(Items from an interface collection)
::::::
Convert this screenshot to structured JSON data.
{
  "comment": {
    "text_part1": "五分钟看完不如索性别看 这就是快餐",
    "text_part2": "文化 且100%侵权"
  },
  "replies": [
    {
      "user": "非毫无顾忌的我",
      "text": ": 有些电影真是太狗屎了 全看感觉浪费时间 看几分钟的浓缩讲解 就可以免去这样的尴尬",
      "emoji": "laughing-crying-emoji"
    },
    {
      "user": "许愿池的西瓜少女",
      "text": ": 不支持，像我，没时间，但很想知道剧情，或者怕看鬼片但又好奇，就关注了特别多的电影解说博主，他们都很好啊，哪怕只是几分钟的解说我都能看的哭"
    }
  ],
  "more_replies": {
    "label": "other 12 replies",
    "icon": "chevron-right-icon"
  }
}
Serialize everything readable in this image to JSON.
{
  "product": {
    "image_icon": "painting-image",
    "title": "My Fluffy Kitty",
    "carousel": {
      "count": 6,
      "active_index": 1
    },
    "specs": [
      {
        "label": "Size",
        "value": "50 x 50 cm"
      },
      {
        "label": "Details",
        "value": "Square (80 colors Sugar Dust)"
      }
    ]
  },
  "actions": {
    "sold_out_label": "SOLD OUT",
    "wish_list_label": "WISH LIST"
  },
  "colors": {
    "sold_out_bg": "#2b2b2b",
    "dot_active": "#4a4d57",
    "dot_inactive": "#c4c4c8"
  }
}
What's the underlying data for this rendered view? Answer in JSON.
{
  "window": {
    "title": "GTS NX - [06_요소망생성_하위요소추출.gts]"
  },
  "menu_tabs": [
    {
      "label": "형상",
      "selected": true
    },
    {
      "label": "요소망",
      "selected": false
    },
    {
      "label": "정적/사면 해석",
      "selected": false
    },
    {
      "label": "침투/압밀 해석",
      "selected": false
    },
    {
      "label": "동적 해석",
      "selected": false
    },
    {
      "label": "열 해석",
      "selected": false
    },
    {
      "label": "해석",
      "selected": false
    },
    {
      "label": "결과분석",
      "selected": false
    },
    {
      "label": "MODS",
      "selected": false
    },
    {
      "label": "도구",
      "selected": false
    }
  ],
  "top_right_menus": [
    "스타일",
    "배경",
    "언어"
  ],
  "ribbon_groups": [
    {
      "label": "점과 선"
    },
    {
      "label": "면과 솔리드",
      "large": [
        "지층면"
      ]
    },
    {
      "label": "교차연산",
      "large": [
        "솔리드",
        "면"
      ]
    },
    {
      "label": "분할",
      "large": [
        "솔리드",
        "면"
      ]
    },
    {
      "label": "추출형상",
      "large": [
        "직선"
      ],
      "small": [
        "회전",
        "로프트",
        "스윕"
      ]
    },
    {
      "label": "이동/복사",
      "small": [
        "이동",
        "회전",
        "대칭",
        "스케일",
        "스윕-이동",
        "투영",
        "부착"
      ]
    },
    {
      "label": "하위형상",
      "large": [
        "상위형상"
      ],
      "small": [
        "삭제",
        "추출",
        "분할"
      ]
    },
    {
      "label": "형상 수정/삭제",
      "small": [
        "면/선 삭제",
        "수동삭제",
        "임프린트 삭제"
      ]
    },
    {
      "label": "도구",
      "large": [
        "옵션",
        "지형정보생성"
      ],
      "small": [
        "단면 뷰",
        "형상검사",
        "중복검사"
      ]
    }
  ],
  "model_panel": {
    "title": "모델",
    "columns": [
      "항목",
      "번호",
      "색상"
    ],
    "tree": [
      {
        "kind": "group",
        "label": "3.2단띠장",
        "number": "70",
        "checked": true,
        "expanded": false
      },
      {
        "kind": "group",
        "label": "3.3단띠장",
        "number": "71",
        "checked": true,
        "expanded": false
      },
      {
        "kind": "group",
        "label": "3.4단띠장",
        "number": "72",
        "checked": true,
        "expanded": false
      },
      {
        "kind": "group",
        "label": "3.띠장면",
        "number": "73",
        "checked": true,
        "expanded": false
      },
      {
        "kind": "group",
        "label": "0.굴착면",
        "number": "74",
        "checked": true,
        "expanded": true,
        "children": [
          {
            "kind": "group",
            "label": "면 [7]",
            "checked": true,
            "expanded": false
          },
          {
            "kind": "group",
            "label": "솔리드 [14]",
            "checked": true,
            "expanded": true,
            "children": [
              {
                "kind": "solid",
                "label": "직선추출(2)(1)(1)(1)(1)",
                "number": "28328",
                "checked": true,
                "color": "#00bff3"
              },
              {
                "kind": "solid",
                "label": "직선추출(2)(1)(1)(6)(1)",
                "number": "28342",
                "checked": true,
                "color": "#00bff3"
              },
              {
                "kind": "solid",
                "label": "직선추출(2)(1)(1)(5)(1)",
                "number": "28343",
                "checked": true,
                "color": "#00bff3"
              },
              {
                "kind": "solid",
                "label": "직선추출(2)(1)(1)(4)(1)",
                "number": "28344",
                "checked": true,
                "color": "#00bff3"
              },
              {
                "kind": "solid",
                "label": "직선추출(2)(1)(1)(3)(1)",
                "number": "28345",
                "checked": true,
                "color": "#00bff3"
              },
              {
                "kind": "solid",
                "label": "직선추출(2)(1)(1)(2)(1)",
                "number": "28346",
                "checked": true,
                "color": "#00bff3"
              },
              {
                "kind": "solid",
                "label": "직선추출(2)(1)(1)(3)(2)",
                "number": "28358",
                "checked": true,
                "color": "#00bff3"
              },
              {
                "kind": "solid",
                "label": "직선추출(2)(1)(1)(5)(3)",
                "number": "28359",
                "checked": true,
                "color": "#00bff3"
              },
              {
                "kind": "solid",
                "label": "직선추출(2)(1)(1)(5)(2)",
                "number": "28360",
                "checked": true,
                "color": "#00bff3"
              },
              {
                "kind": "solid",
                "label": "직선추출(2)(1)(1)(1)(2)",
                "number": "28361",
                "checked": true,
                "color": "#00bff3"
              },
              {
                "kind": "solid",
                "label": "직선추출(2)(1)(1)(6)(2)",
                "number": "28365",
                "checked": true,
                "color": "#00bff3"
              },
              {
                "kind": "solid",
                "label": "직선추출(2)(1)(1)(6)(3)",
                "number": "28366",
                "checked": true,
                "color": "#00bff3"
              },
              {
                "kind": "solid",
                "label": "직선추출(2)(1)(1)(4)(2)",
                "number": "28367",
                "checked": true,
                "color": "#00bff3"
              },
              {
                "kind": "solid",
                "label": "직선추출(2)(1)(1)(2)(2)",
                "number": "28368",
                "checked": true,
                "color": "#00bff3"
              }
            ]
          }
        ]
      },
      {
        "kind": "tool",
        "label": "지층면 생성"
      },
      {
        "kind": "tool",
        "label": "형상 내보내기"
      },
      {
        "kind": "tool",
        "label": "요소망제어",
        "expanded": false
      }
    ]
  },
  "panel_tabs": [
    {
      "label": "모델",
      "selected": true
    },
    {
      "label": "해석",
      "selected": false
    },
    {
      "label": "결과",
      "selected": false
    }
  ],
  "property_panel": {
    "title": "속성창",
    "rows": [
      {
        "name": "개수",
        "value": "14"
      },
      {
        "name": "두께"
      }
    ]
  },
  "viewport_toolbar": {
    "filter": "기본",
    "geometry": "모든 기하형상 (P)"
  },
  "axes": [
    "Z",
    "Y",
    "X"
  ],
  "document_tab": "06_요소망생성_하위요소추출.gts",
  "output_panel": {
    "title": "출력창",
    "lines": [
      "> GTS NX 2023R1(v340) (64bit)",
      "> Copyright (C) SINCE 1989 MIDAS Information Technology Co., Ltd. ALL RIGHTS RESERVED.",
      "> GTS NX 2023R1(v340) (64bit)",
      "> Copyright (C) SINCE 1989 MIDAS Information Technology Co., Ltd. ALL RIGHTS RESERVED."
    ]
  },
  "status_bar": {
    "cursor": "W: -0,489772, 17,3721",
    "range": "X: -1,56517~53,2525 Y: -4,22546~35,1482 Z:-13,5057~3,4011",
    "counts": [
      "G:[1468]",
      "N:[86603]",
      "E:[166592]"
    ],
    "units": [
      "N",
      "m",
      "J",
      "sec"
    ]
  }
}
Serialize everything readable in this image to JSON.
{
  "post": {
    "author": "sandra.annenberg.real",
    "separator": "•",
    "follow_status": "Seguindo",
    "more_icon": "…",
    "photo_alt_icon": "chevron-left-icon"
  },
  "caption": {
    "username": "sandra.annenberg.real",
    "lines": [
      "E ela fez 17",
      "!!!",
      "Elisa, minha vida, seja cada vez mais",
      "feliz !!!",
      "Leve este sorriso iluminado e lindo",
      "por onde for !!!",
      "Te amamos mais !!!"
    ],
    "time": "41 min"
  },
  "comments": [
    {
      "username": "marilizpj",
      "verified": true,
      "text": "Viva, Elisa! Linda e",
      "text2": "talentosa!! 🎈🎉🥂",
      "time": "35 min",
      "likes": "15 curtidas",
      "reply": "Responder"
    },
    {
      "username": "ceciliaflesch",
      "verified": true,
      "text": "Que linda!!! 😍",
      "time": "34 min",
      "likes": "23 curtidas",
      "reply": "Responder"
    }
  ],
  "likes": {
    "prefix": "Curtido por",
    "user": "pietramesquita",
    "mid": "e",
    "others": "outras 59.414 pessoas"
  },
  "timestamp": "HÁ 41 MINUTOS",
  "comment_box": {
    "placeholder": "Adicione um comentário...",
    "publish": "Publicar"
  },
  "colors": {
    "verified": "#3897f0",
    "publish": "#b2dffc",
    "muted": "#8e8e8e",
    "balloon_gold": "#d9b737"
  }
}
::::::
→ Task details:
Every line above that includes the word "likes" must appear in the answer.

→ Answer for the task:
      "likes": "15 curtidas",
      "likes": "23 curtidas",
  "likes": {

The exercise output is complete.